The Logic Behind the French Subjunctive

The subjunctive mood in French, also known as subjonctif, can be quite a pain to use. Not only is its conjugation tricky, especially for irregular verbs, but the fact is you just don’t get it. Why bother? French people use the subjunctive all the time, but ask them when and why they do so, and chances are they have no idea. Well, for you, it’s different. French isn’t your mother tongue, so you have to understand it to speak it right.

The Subjunctive: What’s the Point?

It’s actually quite simple. The subjunctive is used to speak about something that doesn’t exist. You already know the conditional mood, right? Well, it’s not that different. Their statements aren’t in our reality. Let’s look at this sentence:

Si j’étais un animal, je serais mignon.
If I were an animal, I would be so cute.

The conditional mood here lets you imagine you’re an animal. Well, you can do this with the subjunctive mood too. The difference is that the subjunctive is dependent on a structure based on “que.” So you have to bring it up. It can’t exist by itself. Here, we’ll use the verb “imaginer” to introduce the subjunctive.

Imagine que je sois un animal. Je serais tout mignon.
Imagine that I am an animal. I would be very cute.

Notice that we still use the conditional mood in the second sentence. The two moods work well together as they express something that’s not true now.

The Subjunctive in the Future

“Now”: a very important word indeed if you want to understand the subjunctive. Something that will be true in two seconds isn’t true now, and it may never happen. So in theory, you can’t use the indicative, even the future, for something we can’t be sure will happen. Let’s look at this sentence:

Ses amis l’appelle pour qu’il ne soit pas seul.
His friends call him so he won’t be alone.

At the moment his friends call him, he’s alone. And after they call him, he’ll no longer be alone. That’s why we always use the subjunctive after an objective (pour que, afin que, se sorte que…). Now, with “avant que”:

Il va se coucher avant qu’il ne fasse nuit.
He goes to bed before it gets dark.

You may think we should use the future here as we’re sure the night will come.
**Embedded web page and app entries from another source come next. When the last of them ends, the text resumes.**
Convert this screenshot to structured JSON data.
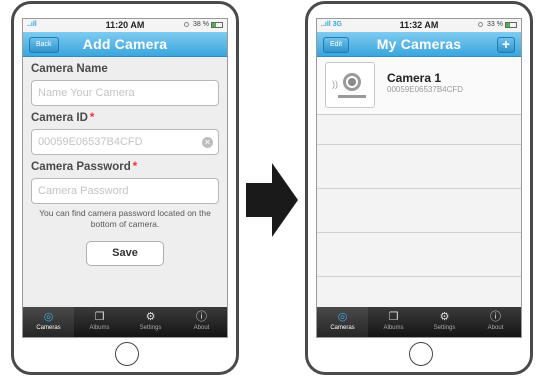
{
  "left_phone": {
    "status": {
      "signal": "..ıll",
      "time": "11:20 AM",
      "battery": "38 %"
    },
    "nav": {
      "back_label": "Back",
      "title": "Add Camera"
    },
    "form": {
      "camera_name_label": "Camera Name",
      "camera_name_placeholder": "Name Your Camera",
      "camera_id_label": "Camera ID",
      "camera_id_value": "00059E06537B4CFD",
      "camera_password_label": "Camera Password",
      "camera_password_placeholder": "Camera Password",
      "required_marker": "*",
      "hint": "You can find camera password located on the bottom of camera.",
      "save_label": "Save"
    },
    "tabs": [
      {
        "label": "Cameras",
        "icon": "camera-icon"
      },
      {
        "label": "Albums",
        "icon": "albums-icon"
      },
      {
        "label": "Settings",
        "icon": "settings-icon"
      },
      {
        "label": "About",
        "icon": "info-icon"
      }
    ]
  },
  "right_phone": {
    "status": {
      "signal": "..ıll 3G",
      "time": "11:32 AM",
      "battery": "33 %"
    },
    "nav": {
      "edit_label": "Edit",
      "title": "My Cameras",
      "add_label": "+"
    },
    "cameras": [
      {
        "name": "Camera 1",
        "id": "00059E06537B4CFD"
      }
    ],
    "tabs": [
      {
        "label": "Cameras",
        "icon": "camera-icon"
      },
      {
        "label": "Albums",
        "icon": "albums-icon"
      },
      {
        "label": "Settings",
        "icon": "settings-icon"
      },
      {
        "label": "About",
        "icon": "info-icon"
      }
    ]
  },
  "colors": {
    "nav_blue": "#3aa6de",
    "required_red": "#e33333",
    "tabbar_dark": "#1a1a1a",
    "arrow": "#1a1a1a"
  }
}
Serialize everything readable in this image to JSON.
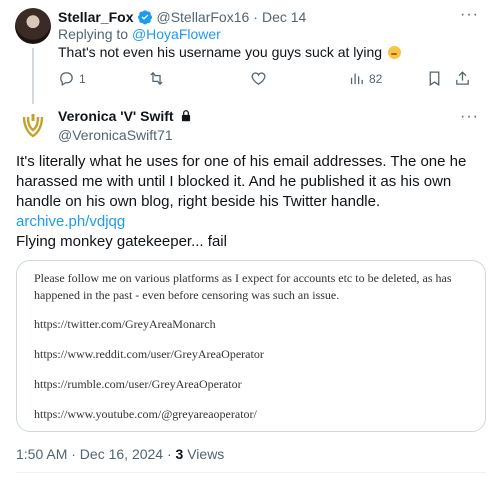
{
  "reply": {
    "name": "Stellar_Fox",
    "handle": "@StellarFox16",
    "separator": "·",
    "date": "Dec 14",
    "replying_prefix": "Replying to ",
    "replying_to": "@HoyaFlower",
    "text": "That's not even his username you guys suck at lying",
    "more": "···",
    "actions": {
      "reply_count": "1",
      "views_count": "82"
    }
  },
  "tweet": {
    "name": "Veronica 'V' Swift",
    "handle": "@VeronicaSwift71",
    "more": "···",
    "lines": [
      "It's literally what he uses for one of his email addresses.  The one he",
      "harassed me with until I blocked it.   And he published it as his own",
      "handle on his own blog, right beside his Twitter handle."
    ],
    "link": "archive.ph/vdjqg",
    "closing": "Flying monkey gatekeeper... fail",
    "card": {
      "intro_1": "Please follow me on various platforms as I expect for accounts etc to be deleted, as has",
      "intro_2": "happened in the past - even before censoring was such an issue.",
      "links": [
        "https://twitter.com/GreyAreaMonarch",
        "https://www.reddit.com/user/GreyAreaOperator",
        "https://rumble.com/user/GreyAreaOperator",
        "https://www.youtube.com/@greyareaoperator/"
      ]
    },
    "meta": {
      "time": "1:50 AM · Dec 16, 2024 · ",
      "views_count": "3",
      "views_label": " Views"
    }
  },
  "colors": {
    "accent": "#1d9bf0",
    "muted": "#536471",
    "text": "#0f1419",
    "border": "#cfd9de"
  }
}
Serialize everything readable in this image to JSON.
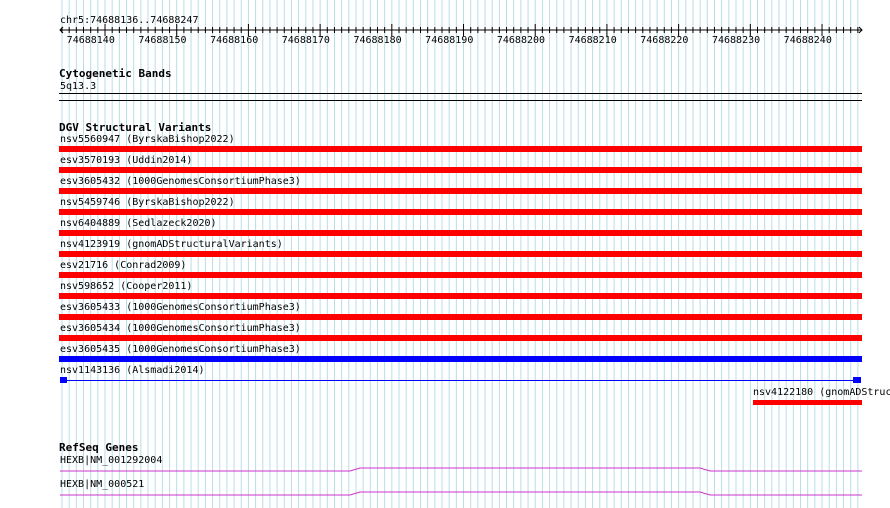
{
  "ruler": {
    "locus": "chr5:74688136..74688247",
    "ticks": [
      "74688140",
      "74688150",
      "74688160",
      "74688170",
      "74688180",
      "74688190",
      "74688200",
      "74688210",
      "74688220",
      "74688230",
      "74688240"
    ]
  },
  "cytobands": {
    "title": "Cytogenetic Bands",
    "band": "5q13.3"
  },
  "dgv": {
    "title": "DGV Structural Variants",
    "variants": [
      {
        "label": "nsv5560947 (ByrskaBishop2022)",
        "color": "#000000"
      },
      {
        "label": "esv3570193 (Uddin2014)",
        "color": "#ff0000"
      },
      {
        "label": "esv3605432 (1000GenomesConsortiumPhase3)",
        "color": "#ff0000"
      },
      {
        "label": "nsv5459746 (ByrskaBishop2022)",
        "color": "#ff0000"
      },
      {
        "label": "nsv6404889 (Sedlazeck2020)",
        "color": "#ff0000"
      },
      {
        "label": "nsv4123919 (gnomADStructuralVariants)",
        "color": "#ff0000"
      },
      {
        "label": "esv21716 (Conrad2009)",
        "color": "#ff0000"
      },
      {
        "label": "nsv598652 (Cooper2011)",
        "color": "#ff0000"
      },
      {
        "label": "esv3605433 (1000GenomesConsortiumPhase3)",
        "color": "#ff0000"
      },
      {
        "label": "esv3605434 (1000GenomesConsortiumPhase3)",
        "color": "#ff0000"
      },
      {
        "label": "esv3605435 (1000GenomesConsortiumPhase3)",
        "color": "#ff0000"
      },
      {
        "label": "nsv1143136 (Alsmadi2014)",
        "color": "#0000ff"
      }
    ],
    "extra_variant": {
      "label": "nsv4122180 (gnomADStruc",
      "color": "#ff0000"
    }
  },
  "refseq": {
    "title": "RefSeq Genes",
    "genes": [
      {
        "label": "HEXB|NM_001292004",
        "color": "#cc33cc"
      },
      {
        "label": "HEXB|NM_000521",
        "color": "#cc33cc"
      }
    ]
  }
}
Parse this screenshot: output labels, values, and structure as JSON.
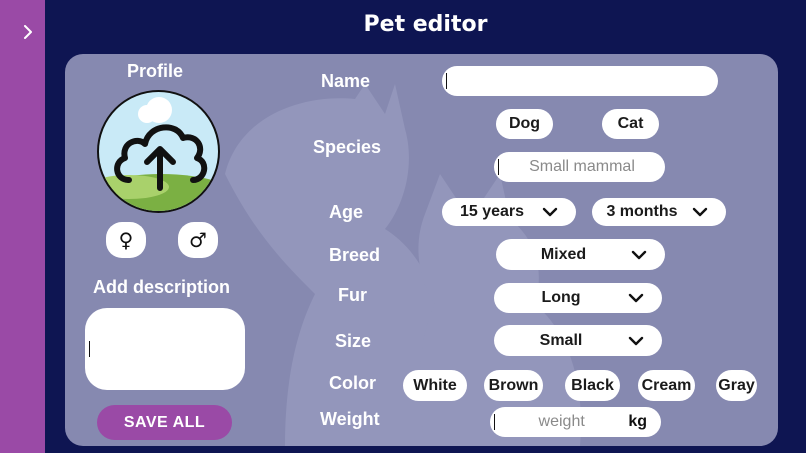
{
  "app": {
    "title": "Pet editor"
  },
  "sidebar": {
    "toggle_icon": "chevron-right-icon"
  },
  "profile": {
    "label": "Profile",
    "avatar_icon": "cloud-upload-icon",
    "female_symbol": "♀",
    "male_symbol": "♂",
    "description_label": "Add description",
    "description_value": ""
  },
  "form": {
    "name": {
      "label": "Name",
      "value": ""
    },
    "species": {
      "label": "Species",
      "options": [
        "Dog",
        "Cat"
      ],
      "other_placeholder": "Small mammal"
    },
    "age": {
      "label": "Age",
      "years": "15 years",
      "months": "3 months"
    },
    "breed": {
      "label": "Breed",
      "value": "Mixed"
    },
    "fur": {
      "label": "Fur",
      "value": "Long"
    },
    "size": {
      "label": "Size",
      "value": "Small"
    },
    "color": {
      "label": "Color",
      "options": [
        "White",
        "Brown",
        "Black",
        "Cream",
        "Gray"
      ]
    },
    "weight": {
      "label": "Weight",
      "placeholder": "weight",
      "unit": "kg"
    }
  },
  "actions": {
    "save_label": "SAVE ALL"
  },
  "colors": {
    "sidebar": "#9a4aa6",
    "background": "#0e1552",
    "card": "#8689b0",
    "button": "#9a4aa6"
  }
}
But there are two points you should consider: 1) future is different from certainty, and 2) the point of the sentence is: it’s still daytime, and I have to sleep before night, which is the opposite of daytime. So the statement can be read as:

“He goes to bed before” = TRUE,
“It’s dark” = FALSE

That’s why we also use the subjunctive to express doubt, as it’s, by definition, something we don’t believe in, we don’t believe to be true. So here’s an opinion:

Je pense qu’il va venir.
I think he’ll come.

And here’s a doubt:

Je ne pense pas qu’il va venir.
I don’t think he’ll come.

“I don’t think” = TRUE
“He’ll come” = FALSE

Actually, it’s quite interesting because here we have the choice between the future and the subjunctive depending on the level of doubt implied by the verb “think” about your own statement. “Je ne pense pas qu’il vienne.” Or “Je pense qu’il ne viendra pas.”

The exceptions

Even with this logic, you’ll understand the subjunctive about 90% of the time. But French is an old language that’s seen a lot of change, so there are still exceptions that may defy all logic. Sorry about that! But if you come across a subjunctive that you feel isn’t justified, you might just be right. That’s often the case when the subjunctive follows “le fait que” or expresses a feeling about something that happened.

For example:

Le fait que tu sois en retard montre que mon cours ne t’intéresse pas.
The fact that you’re late shows that you’re not interested in my class.


Je suis content que tu sois là.
I’m happy that you’re here.

Those are both cases where the subjunctive may seem unnecessary, but it’s still used.

Anyway, I hope this article has helped you understand the subjunctive a bit better. If you want to delve deeper into the cases where it’s used, be sure to check out All the uses of the subjunctive in French!

In conclusion, I hope that this brief introduction to the subjunctive mood in French has been helpful to you. While it can be a challenging topic, mastering the subjunctive can greatly improve your French language skills and help you communicate more effectively with native speakers. If you want to learn more, I invite you to check out my eBook “French in Paris 3,” which covers the subjunctive mood in depth, along with other important aspects of French grammar and vocabulary. Thank you for your interest and happy learning!